- Work to be completed
Working through the records below, count the lines that include "Find". The reply is that number alone.

- Data for this task
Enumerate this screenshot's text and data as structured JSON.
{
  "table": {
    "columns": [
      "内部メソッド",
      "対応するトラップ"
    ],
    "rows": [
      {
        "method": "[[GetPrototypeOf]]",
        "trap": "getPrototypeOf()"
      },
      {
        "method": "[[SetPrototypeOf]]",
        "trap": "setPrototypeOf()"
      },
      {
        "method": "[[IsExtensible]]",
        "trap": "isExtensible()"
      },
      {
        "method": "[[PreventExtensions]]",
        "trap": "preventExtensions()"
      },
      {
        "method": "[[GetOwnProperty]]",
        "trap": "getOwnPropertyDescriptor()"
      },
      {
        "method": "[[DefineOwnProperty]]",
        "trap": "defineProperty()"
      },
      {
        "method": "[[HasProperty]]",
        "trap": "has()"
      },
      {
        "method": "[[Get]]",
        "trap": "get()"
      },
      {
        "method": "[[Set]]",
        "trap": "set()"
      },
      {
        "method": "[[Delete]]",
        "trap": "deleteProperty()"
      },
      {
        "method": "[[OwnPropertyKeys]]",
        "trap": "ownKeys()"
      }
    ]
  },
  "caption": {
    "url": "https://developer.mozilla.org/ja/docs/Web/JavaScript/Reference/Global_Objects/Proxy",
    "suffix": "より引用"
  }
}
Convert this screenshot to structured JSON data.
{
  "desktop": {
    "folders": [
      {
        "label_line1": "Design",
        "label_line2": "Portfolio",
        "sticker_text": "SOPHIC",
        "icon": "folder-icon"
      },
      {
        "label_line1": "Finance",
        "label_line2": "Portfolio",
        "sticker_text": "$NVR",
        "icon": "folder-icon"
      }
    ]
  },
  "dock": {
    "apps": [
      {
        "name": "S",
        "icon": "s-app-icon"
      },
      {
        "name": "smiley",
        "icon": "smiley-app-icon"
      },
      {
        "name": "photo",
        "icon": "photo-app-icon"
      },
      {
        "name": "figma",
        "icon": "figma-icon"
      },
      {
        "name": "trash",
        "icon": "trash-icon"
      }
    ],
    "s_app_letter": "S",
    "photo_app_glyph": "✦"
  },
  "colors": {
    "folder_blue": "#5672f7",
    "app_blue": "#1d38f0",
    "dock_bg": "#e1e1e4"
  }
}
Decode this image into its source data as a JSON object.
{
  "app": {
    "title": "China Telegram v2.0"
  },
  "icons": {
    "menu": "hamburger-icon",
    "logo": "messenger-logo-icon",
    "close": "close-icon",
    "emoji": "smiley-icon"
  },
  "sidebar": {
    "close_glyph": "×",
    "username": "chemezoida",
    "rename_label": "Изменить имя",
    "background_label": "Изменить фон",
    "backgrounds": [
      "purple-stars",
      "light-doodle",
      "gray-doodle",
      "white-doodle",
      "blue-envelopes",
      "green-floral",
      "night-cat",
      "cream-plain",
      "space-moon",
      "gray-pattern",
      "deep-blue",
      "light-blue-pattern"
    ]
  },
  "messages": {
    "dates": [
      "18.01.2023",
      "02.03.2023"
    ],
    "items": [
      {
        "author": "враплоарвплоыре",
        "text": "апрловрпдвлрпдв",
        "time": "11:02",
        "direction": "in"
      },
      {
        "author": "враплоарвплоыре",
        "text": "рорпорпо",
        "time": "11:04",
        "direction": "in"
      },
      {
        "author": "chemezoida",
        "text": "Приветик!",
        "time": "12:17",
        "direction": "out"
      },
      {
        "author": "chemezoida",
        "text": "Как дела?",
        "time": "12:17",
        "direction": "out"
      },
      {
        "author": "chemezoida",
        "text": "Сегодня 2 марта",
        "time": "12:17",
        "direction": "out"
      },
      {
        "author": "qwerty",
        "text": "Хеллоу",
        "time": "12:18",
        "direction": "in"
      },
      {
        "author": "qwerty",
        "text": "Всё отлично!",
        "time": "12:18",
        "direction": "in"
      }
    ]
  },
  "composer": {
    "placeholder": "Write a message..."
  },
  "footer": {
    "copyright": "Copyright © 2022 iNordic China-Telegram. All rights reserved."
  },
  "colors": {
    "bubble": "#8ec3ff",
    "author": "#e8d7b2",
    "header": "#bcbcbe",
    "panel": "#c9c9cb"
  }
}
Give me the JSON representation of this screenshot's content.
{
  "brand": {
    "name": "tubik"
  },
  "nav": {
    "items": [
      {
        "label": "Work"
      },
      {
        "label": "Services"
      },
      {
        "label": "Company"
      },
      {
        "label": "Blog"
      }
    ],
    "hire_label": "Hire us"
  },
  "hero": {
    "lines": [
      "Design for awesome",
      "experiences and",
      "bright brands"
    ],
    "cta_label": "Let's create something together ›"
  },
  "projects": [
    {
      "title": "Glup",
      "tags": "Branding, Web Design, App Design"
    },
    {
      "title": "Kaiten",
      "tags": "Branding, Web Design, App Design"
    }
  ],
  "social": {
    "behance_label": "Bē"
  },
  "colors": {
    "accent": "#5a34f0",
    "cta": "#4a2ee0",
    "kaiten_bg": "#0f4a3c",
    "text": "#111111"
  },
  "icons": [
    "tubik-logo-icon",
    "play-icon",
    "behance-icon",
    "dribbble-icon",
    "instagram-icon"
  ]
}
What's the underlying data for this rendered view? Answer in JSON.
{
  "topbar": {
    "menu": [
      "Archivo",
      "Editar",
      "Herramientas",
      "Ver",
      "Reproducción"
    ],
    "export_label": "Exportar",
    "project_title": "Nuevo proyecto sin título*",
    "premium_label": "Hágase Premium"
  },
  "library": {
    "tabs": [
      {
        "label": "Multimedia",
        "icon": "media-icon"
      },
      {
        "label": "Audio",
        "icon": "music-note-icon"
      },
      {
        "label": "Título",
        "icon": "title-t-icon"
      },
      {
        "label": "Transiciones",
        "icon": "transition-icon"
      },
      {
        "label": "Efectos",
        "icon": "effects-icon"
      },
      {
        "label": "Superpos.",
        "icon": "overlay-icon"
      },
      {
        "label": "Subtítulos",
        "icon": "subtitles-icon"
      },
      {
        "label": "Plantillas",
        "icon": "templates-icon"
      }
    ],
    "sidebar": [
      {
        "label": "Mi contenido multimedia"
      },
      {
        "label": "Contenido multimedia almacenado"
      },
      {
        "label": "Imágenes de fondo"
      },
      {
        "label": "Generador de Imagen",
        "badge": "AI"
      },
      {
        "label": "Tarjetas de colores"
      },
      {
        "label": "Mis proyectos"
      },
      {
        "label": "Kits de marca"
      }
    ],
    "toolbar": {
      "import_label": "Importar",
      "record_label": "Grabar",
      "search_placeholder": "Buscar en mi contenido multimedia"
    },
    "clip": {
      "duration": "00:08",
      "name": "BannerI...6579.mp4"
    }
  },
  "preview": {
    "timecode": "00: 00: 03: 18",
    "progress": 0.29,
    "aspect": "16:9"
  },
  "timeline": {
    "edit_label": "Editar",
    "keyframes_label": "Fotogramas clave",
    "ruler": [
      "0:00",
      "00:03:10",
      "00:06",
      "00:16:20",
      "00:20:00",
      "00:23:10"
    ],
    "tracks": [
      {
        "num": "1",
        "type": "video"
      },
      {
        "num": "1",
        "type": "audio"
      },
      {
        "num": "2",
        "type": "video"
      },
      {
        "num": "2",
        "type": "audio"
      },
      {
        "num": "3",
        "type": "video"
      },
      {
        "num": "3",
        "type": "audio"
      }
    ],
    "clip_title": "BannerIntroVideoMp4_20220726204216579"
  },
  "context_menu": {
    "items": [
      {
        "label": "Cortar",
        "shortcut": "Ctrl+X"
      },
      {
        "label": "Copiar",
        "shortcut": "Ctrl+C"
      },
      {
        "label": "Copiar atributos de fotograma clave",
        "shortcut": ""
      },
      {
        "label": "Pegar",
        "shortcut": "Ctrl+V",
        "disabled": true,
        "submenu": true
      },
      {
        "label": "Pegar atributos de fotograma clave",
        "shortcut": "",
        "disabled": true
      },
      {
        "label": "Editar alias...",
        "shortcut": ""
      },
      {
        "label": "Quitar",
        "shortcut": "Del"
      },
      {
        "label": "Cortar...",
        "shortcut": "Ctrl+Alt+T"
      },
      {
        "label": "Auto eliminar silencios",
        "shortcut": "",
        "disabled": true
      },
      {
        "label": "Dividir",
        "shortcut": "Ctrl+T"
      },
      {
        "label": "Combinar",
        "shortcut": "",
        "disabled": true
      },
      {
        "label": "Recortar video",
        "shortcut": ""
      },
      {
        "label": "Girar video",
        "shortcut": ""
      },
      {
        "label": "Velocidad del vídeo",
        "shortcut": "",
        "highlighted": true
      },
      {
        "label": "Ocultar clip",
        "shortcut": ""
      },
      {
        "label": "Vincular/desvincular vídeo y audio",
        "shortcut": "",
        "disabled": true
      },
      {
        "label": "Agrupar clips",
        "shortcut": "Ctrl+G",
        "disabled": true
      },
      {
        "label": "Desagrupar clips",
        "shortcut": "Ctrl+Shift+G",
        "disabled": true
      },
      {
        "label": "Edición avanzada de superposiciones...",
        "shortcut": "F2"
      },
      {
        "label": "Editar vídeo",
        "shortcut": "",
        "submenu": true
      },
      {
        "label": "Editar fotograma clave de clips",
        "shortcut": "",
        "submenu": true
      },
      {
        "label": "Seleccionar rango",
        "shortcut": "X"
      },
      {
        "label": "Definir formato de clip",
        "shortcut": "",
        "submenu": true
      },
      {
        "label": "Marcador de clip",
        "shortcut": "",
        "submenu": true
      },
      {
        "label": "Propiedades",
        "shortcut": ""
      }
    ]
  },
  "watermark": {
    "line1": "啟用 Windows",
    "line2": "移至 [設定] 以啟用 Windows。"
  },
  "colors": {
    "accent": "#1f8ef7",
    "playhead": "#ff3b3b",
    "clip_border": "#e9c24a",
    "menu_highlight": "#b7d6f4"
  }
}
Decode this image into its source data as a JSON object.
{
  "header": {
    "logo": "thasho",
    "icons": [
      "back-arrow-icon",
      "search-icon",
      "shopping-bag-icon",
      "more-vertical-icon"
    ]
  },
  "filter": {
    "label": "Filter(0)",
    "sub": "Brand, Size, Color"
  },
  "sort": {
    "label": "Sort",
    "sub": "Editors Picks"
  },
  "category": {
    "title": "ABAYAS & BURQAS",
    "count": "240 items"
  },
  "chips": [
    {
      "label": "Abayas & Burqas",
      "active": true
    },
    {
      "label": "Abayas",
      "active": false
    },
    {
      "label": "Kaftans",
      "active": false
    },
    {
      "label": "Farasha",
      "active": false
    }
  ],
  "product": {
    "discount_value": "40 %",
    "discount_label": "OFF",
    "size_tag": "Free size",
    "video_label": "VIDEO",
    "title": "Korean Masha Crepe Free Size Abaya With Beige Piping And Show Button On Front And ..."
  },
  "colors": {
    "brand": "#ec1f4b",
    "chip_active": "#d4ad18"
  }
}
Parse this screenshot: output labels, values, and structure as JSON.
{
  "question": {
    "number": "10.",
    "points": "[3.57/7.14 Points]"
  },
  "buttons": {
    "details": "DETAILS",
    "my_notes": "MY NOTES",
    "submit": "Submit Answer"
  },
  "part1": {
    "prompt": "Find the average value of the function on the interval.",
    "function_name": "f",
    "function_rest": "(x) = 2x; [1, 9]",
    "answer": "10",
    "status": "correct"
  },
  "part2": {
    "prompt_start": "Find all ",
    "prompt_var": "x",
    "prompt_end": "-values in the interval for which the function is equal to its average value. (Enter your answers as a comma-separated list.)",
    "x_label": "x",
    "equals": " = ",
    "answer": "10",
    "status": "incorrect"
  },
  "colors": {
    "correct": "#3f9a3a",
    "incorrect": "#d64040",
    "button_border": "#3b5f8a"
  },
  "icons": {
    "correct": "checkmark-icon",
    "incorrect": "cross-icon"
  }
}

- Response for this exercise
2